The Visually Pleasing, Fully Functioning, Designed, Website


MOAA architects site is well designed and thought out. From the color scheme to the functionality of the website, I’d have to say this webpage is well thought out.  When first visiting the webpage, the user is greeted with a vertical navigation that is divided into five sections. When hovering over these sections, the section name is replaced with words that describe the section.

Once the user clicks on the section, the section expands below showing picture content. Additionally, the user can hover over the content to see what sub-section is named.  After clicking the sub-section, the page expands and reveals the content. An added bonus to these fully revealed sections is that the beginning sub-section remains just below so the user can navigate to another topic within the sub-section.

Also, a collapse button is featured so that the user can quickly return to the beginning navigation menu, and choose another section of the site.

The Confusing, Dysfunctional, Crappy Website


Designed by Dave is a site that doesn’t utilize important and key techniques in web design. The biggest qualm that I have with this site is its lack of organization. Which as we all know, is the most important part in design. The website maybe aesthetically pleasing to some, its lack of organization and functionality make this website a poor model for single page websites. When first visiting this page, the user is greeted with large text greeting that goes through some more slides of large text introducing Dave, the designer of the page. The page is divided in five sections that start from the mid-top of the page to the bottom. Right underneath the greeting is a section called work. It is here where the content is placed in a three-column by three-row grid. There is no indication that there maybe more sections down below, which is a major flaw in the design of the website. The whole point of single page website is that they are easily navigated and organized very well. This site doesn’t seem to accomplish either of those key techniques in web design. The user must scroll all the way to the bottom to see all of the content. This is an annoyance, but what is more annoying is that once the user reaches the bottom, there is no way to get back to the top of the webpage except by scrolling. All in all, this site is by no means a role model for the successful single page websites.

The Amazing, Beegie Adair

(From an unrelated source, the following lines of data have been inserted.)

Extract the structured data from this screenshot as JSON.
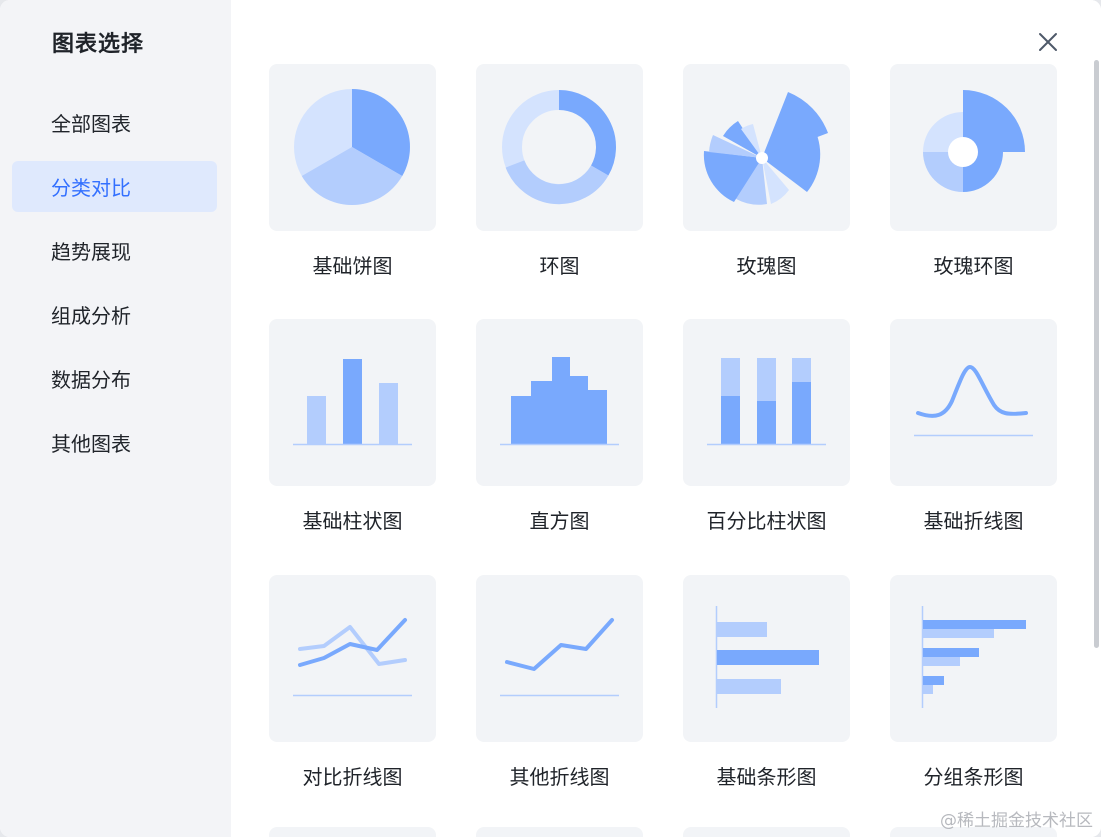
{
  "sidebar": {
    "title": "图表选择",
    "items": [
      {
        "label": "全部图表",
        "active": false
      },
      {
        "label": "分类对比",
        "active": true
      },
      {
        "label": "趋势展现",
        "active": false
      },
      {
        "label": "组成分析",
        "active": false
      },
      {
        "label": "数据分布",
        "active": false
      },
      {
        "label": "其他图表",
        "active": false
      }
    ]
  },
  "charts": [
    {
      "label": "基础饼图",
      "icon": "pie-chart-icon"
    },
    {
      "label": "环图",
      "icon": "donut-chart-icon"
    },
    {
      "label": "玫瑰图",
      "icon": "rose-chart-icon"
    },
    {
      "label": "玫瑰环图",
      "icon": "rose-donut-chart-icon"
    },
    {
      "label": "基础柱状图",
      "icon": "bar-chart-icon"
    },
    {
      "label": "直方图",
      "icon": "histogram-icon"
    },
    {
      "label": "百分比柱状图",
      "icon": "percent-bar-chart-icon"
    },
    {
      "label": "基础折线图",
      "icon": "line-chart-icon"
    },
    {
      "label": "对比折线图",
      "icon": "compare-line-chart-icon"
    },
    {
      "label": "其他折线图",
      "icon": "other-line-chart-icon"
    },
    {
      "label": "基础条形图",
      "icon": "horizontal-bar-chart-icon"
    },
    {
      "label": "分组条形图",
      "icon": "grouped-horizontal-bar-chart-icon"
    }
  ],
  "colors": {
    "accent": "#3370ff",
    "chart_dark": "#79a9fd",
    "chart_mid": "#b3cdfd",
    "chart_light": "#d4e3fe",
    "active_bg": "#dfe9fd"
  },
  "close_icon": "close-icon",
  "watermark": "@稀土掘金技术社区"
}
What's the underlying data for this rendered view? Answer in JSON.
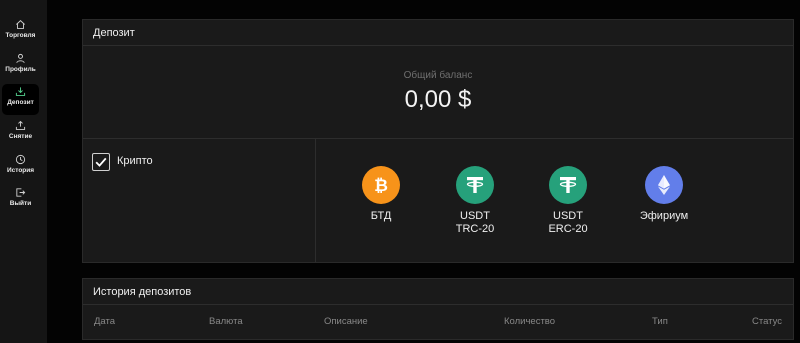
{
  "sidebar": {
    "items": [
      {
        "label": "Торговля",
        "icon": "home-icon"
      },
      {
        "label": "Профиль",
        "icon": "user-icon"
      },
      {
        "label": "Депозит",
        "icon": "deposit-icon",
        "active": true
      },
      {
        "label": "Снятие",
        "icon": "withdraw-icon"
      },
      {
        "label": "История",
        "icon": "clock-icon"
      },
      {
        "label": "Выйти",
        "icon": "logout-icon"
      }
    ]
  },
  "deposit": {
    "title": "Депозит",
    "balance_label": "Общий баланс",
    "balance_value": "0,00 $",
    "method_label": "Крипто",
    "method_checked": true,
    "coins": [
      {
        "name": "БТД",
        "icon": "bitcoin-icon",
        "color": "#f7931a"
      },
      {
        "name": "USDT\nTRC-20",
        "icon": "tether-icon",
        "color": "#26a17b"
      },
      {
        "name": "USDT\nERC-20",
        "icon": "tether-icon",
        "color": "#26a17b"
      },
      {
        "name": "Эфириум",
        "icon": "ethereum-icon",
        "color": "#627eea"
      }
    ]
  },
  "history": {
    "title": "История депозитов",
    "columns": [
      "Дата",
      "Валюта",
      "Описание",
      "Количество",
      "Тип",
      "Статус"
    ]
  },
  "colors": {
    "accent": "#55d28f",
    "panel": "#1a1a1a",
    "background": "#030303"
  }
}
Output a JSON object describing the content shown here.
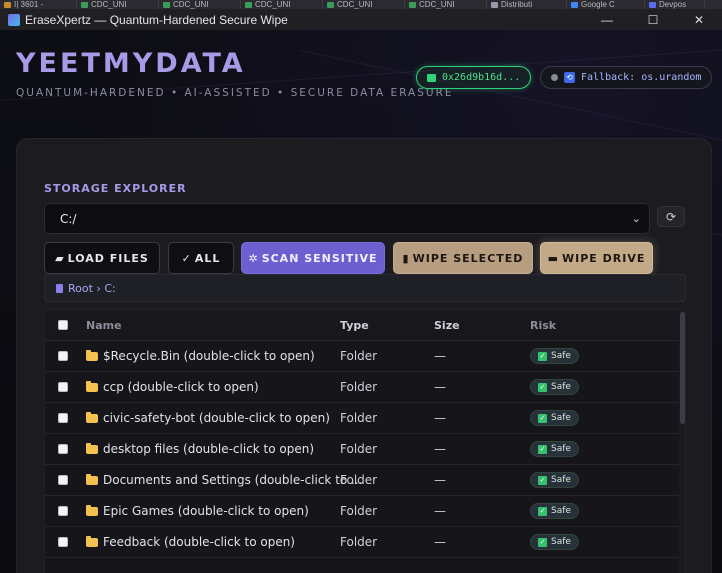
{
  "browser_tabs": [
    {
      "label": "I| 3601 -",
      "color": "#c98b2e"
    },
    {
      "label": "CDC_UNI",
      "color": "#3a9b5a"
    },
    {
      "label": "CDC_UNI",
      "color": "#3a9b5a"
    },
    {
      "label": "CDC_UNI",
      "color": "#3a9b5a"
    },
    {
      "label": "CDC_UNI",
      "color": "#3a9b5a"
    },
    {
      "label": "CDC_UNI",
      "color": "#3a9b5a"
    },
    {
      "label": "Distributi",
      "color": "#9a9aa8"
    },
    {
      "label": "Google C",
      "color": "#4285f4"
    },
    {
      "label": "Devpos",
      "color": "#5a6cf0"
    }
  ],
  "window": {
    "title": "EraseXpertz — Quantum-Hardened Secure Wipe",
    "minimize": "—",
    "maximize": "☐",
    "close": "✕"
  },
  "header": {
    "brand": "YEETMYDATA",
    "tagline": "QUANTUM-HARDENED • AI-ASSISTED • SECURE DATA ERASURE",
    "key_status": "0x26d9b16d...",
    "rng_status": "Fallback: os.urandom"
  },
  "explorer": {
    "title": "STORAGE EXPLORER",
    "selected_drive": "C:/",
    "refresh_icon": "⟳",
    "buttons": {
      "load_files": "LOAD FILES",
      "all": "ALL",
      "scan_sensitive": "SCAN SENSITIVE",
      "wipe_selected": "WIPE SELECTED",
      "wipe_drive": "WIPE DRIVE"
    },
    "breadcrumb": "Root › C:",
    "columns": {
      "name": "Name",
      "type": "Type",
      "size": "Size",
      "risk": "Risk"
    },
    "rows": [
      {
        "name": "$Recycle.Bin (double-click to open)",
        "type": "Folder",
        "size": "—",
        "risk": "Safe"
      },
      {
        "name": "ccp (double-click to open)",
        "type": "Folder",
        "size": "—",
        "risk": "Safe"
      },
      {
        "name": "civic-safety-bot (double-click to open)",
        "type": "Folder",
        "size": "—",
        "risk": "Safe"
      },
      {
        "name": "desktop files (double-click to open)",
        "type": "Folder",
        "size": "—",
        "risk": "Safe"
      },
      {
        "name": "Documents and Settings (double-click to ...",
        "type": "Folder",
        "size": "—",
        "risk": "Safe"
      },
      {
        "name": "Epic Games (double-click to open)",
        "type": "Folder",
        "size": "—",
        "risk": "Safe"
      },
      {
        "name": "Feedback (double-click to open)",
        "type": "Folder",
        "size": "—",
        "risk": "Safe"
      }
    ]
  },
  "colors": {
    "accent": "#a99ae8",
    "key_green": "#2fd17a",
    "scan_purple": "#6d5fcf",
    "wipe_tan": "#b79e80",
    "safe_green": "#34c26f",
    "folder_yellow": "#f2c14e"
  }
}
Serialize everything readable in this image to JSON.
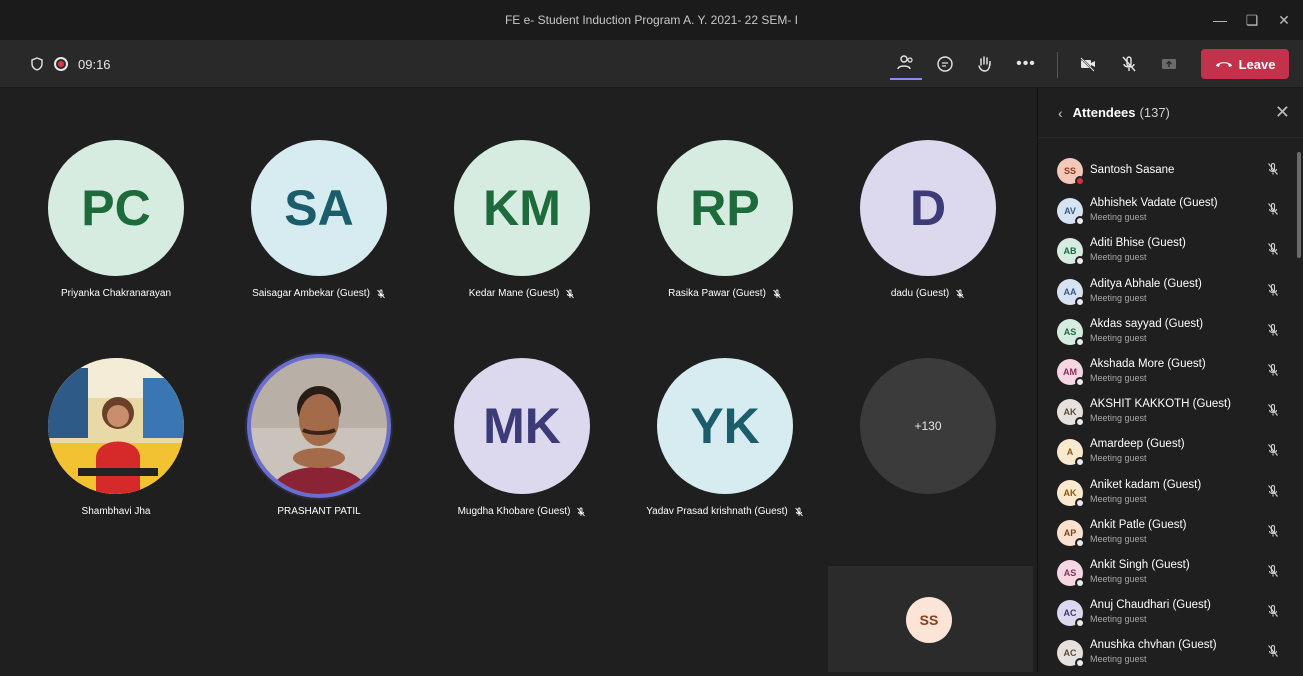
{
  "window": {
    "title": "FE e- Student Induction Program A. Y. 2021- 22 SEM- I"
  },
  "toolbar": {
    "timer": "09:16",
    "leave_label": "Leave"
  },
  "tiles": [
    {
      "initials": "PC",
      "name": "Priyanka Chakranarayan",
      "muted": false,
      "bg": "#d6ece0",
      "fg": "#1d6a3a"
    },
    {
      "initials": "SA",
      "name": "Saisagar Ambekar (Guest)",
      "muted": true,
      "bg": "#d7ecf0",
      "fg": "#1b5d6b"
    },
    {
      "initials": "KM",
      "name": "Kedar Mane (Guest)",
      "muted": true,
      "bg": "#d6ece0",
      "fg": "#1d6a3a"
    },
    {
      "initials": "RP",
      "name": "Rasika Pawar (Guest)",
      "muted": true,
      "bg": "#d6ece0",
      "fg": "#1d6a3a"
    },
    {
      "initials": "D",
      "name": "dadu (Guest)",
      "muted": true,
      "bg": "#dcd8ee",
      "fg": "#3d3a78"
    },
    {
      "initials": "",
      "name": "Shambhavi Jha",
      "muted": false,
      "photo": "shambhavi"
    },
    {
      "initials": "",
      "name": "PRASHANT PATIL",
      "muted": false,
      "photo": "prashant"
    },
    {
      "initials": "MK",
      "name": "Mugdha Khobare (Guest)",
      "muted": true,
      "bg": "#dcd8ee",
      "fg": "#3d3a78"
    },
    {
      "initials": "YK",
      "name": "Yadav Prasad krishnath (Guest)",
      "muted": true,
      "bg": "#d7ecf0",
      "fg": "#1b5d6b"
    },
    {
      "initials": "+130",
      "name": "",
      "muted": false,
      "more": true
    }
  ],
  "self_view": {
    "initials": "SS"
  },
  "panel": {
    "title": "Attendees",
    "count": "(137)",
    "attendees": [
      {
        "initials": "SS",
        "name": "Santosh Sasane",
        "sub": "",
        "bg": "#f3c7b9",
        "fg": "#8f3c1b",
        "status": "red"
      },
      {
        "initials": "AV",
        "name": "Abhishek Vadate (Guest)",
        "sub": "Meeting guest",
        "bg": "#d7e3f2",
        "fg": "#3b5a86",
        "status": "white"
      },
      {
        "initials": "AB",
        "name": "Aditi Bhise (Guest)",
        "sub": "Meeting guest",
        "bg": "#d6ece0",
        "fg": "#1d6a3a",
        "status": "white"
      },
      {
        "initials": "AA",
        "name": "Aditya Abhale (Guest)",
        "sub": "Meeting guest",
        "bg": "#d7e3f2",
        "fg": "#3b5a86",
        "status": "white"
      },
      {
        "initials": "AS",
        "name": "Akdas sayyad (Guest)",
        "sub": "Meeting guest",
        "bg": "#d6ece0",
        "fg": "#1d6a3a",
        "status": "white"
      },
      {
        "initials": "AM",
        "name": "Akshada More (Guest)",
        "sub": "Meeting guest",
        "bg": "#f6d6e3",
        "fg": "#8b2e5c",
        "status": "white"
      },
      {
        "initials": "AK",
        "name": "AKSHIT KAKKOTH (Guest)",
        "sub": "Meeting guest",
        "bg": "#e6e1dc",
        "fg": "#5c4a3c",
        "status": "white"
      },
      {
        "initials": "A",
        "name": "Amardeep (Guest)",
        "sub": "Meeting guest",
        "bg": "#fbe9cf",
        "fg": "#8a5a10",
        "status": "white"
      },
      {
        "initials": "AK",
        "name": "Aniket kadam (Guest)",
        "sub": "Meeting guest",
        "bg": "#fbe9cf",
        "fg": "#8a5a10",
        "status": "white"
      },
      {
        "initials": "AP",
        "name": "Ankit Patle (Guest)",
        "sub": "Meeting guest",
        "bg": "#fbe1cf",
        "fg": "#8a4310",
        "status": "white"
      },
      {
        "initials": "AS",
        "name": "Ankit Singh (Guest)",
        "sub": "Meeting guest",
        "bg": "#f6d6e3",
        "fg": "#8b2e5c",
        "status": "white"
      },
      {
        "initials": "AC",
        "name": "Anuj Chaudhari (Guest)",
        "sub": "Meeting guest",
        "bg": "#dcd8ee",
        "fg": "#3d3a78",
        "status": "white"
      },
      {
        "initials": "AC",
        "name": "Anushka chvhan (Guest)",
        "sub": "Meeting guest",
        "bg": "#e6e1dc",
        "fg": "#5c4a3c",
        "status": "white"
      }
    ]
  }
}
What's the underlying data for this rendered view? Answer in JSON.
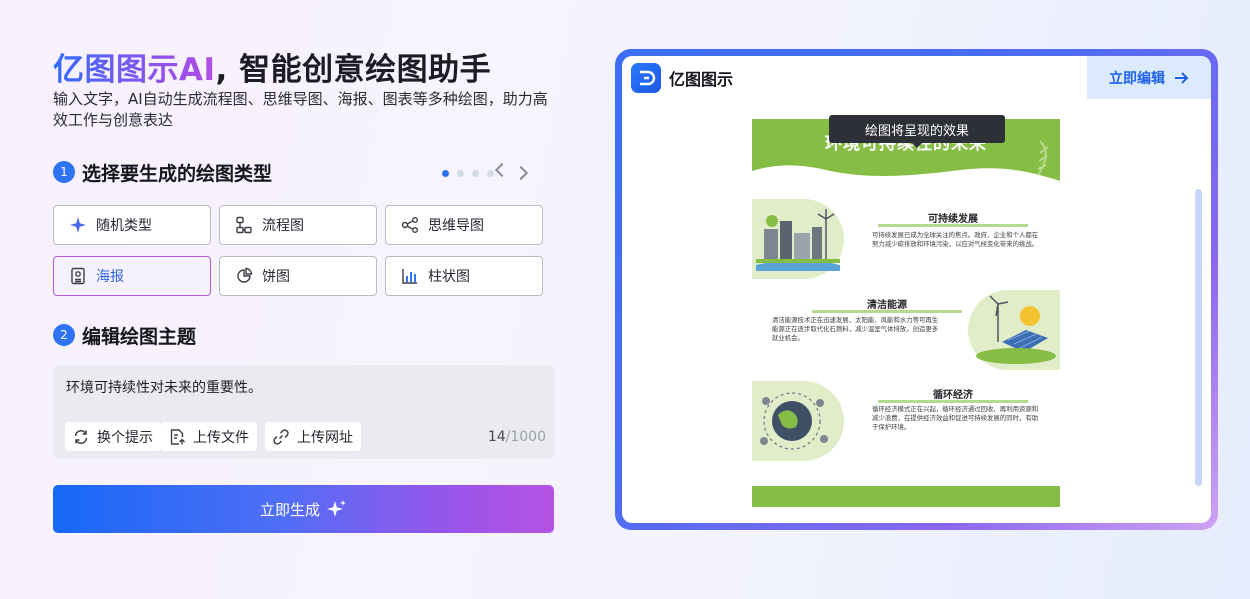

For exercise five I am choosing a jazz inspired pianist for my band.  I would like to redesign her website. Her current page utilizes a horizontal navigation and is divided into 10 sections, which is quite plain. The color scheme is not something I’m in love with, but I can sort of understand what the designer is going for. The site is either one box or sometimes an additional skinnier column on the left for additional navigation in the section about her music. I think this webpage may benefit from a single page website due to the functionality with interactive tendencies single page sites have. This site is consistent and organized, but I think it lacks design. The content isn’t over bearing and this site could use a definitely use a face-lift.